*Exercise requirements:* In the entries below, find each line bearing the string "text" and copy it.
□ □ □ □ □
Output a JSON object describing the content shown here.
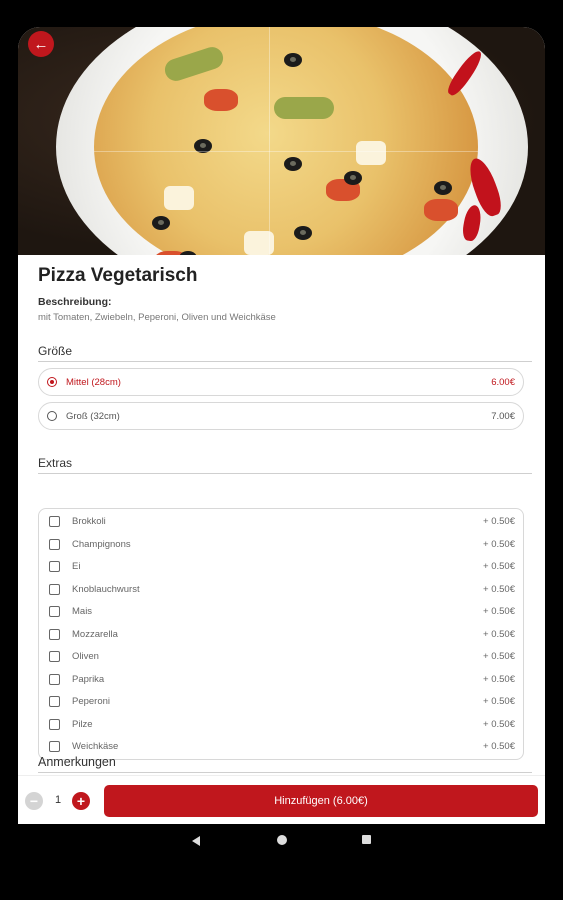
{
  "product": {
    "title": "Pizza Vegetarisch",
    "description_label": "Beschreibung:",
    "description": "mit Tomaten, Zwiebeln, Peperoni, Oliven und Weichkäse"
  },
  "size_section": {
    "heading": "Größe",
    "options": [
      {
        "label": "Mittel (28cm)",
        "price": "6.00€",
        "selected": true
      },
      {
        "label": "Groß (32cm)",
        "price": "7.00€",
        "selected": false
      }
    ]
  },
  "extras_section": {
    "heading": "Extras",
    "items": [
      {
        "label": "Brokkoli",
        "price": "+ 0.50€"
      },
      {
        "label": "Champignons",
        "price": "+ 0.50€"
      },
      {
        "label": "Ei",
        "price": "+ 0.50€"
      },
      {
        "label": "Knoblauchwurst",
        "price": "+ 0.50€"
      },
      {
        "label": "Mais",
        "price": "+ 0.50€"
      },
      {
        "label": "Mozzarella",
        "price": "+ 0.50€"
      },
      {
        "label": "Oliven",
        "price": "+ 0.50€"
      },
      {
        "label": "Paprika",
        "price": "+ 0.50€"
      },
      {
        "label": "Peperoni",
        "price": "+ 0.50€"
      },
      {
        "label": "Pilze",
        "price": "+ 0.50€"
      },
      {
        "label": "Weichkäse",
        "price": "+ 0.50€"
      }
    ]
  },
  "notes_section": {
    "heading": "Anmerkungen"
  },
  "cart": {
    "quantity": "1",
    "minus_icon": "−",
    "plus_icon": "+",
    "add_button_label": "Hinzufügen (6.00€)"
  },
  "icons": {
    "back": "back-arrow-icon",
    "nav_back": "nav-back-icon",
    "nav_home": "nav-home-icon",
    "nav_recent": "nav-recent-icon"
  },
  "colors": {
    "accent": "#c0171d",
    "disabled": "#d4d4d4",
    "text": "#333333",
    "muted": "#777777"
  }
}
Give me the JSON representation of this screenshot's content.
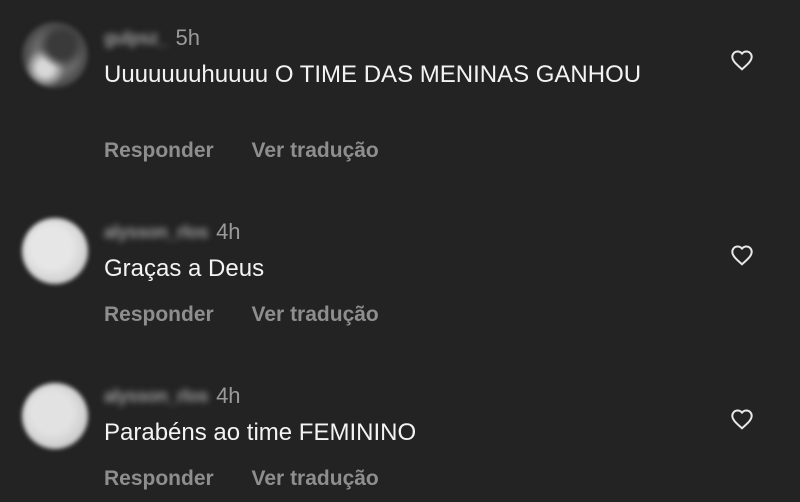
{
  "comments": [
    {
      "username": "gulpsz_",
      "time": "5h",
      "text": "Uuuuuuuhuuuu O TIME DAS MENINAS GANHOU",
      "reply_label": "Responder",
      "translate_label": "Ver tradução",
      "like_icon": "heart-outline-icon"
    },
    {
      "username": "alysson_rlos",
      "time": "4h",
      "text": "Graças a Deus",
      "reply_label": "Responder",
      "translate_label": "Ver tradução",
      "like_icon": "heart-outline-icon"
    },
    {
      "username": "alysson_rlos",
      "time": "4h",
      "text": "Parabéns ao time FEMININO",
      "reply_label": "Responder",
      "translate_label": "Ver tradução",
      "like_icon": "heart-outline-icon"
    }
  ]
}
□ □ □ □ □
*Output for this exercise:*
    "text": "#333333",
      "text": "Uuuuuuuhuuuu O TIME DAS MENINAS GANHOU",
      "text": "Graças a Deus",
      "text": "Parabéns ao time FEMININO",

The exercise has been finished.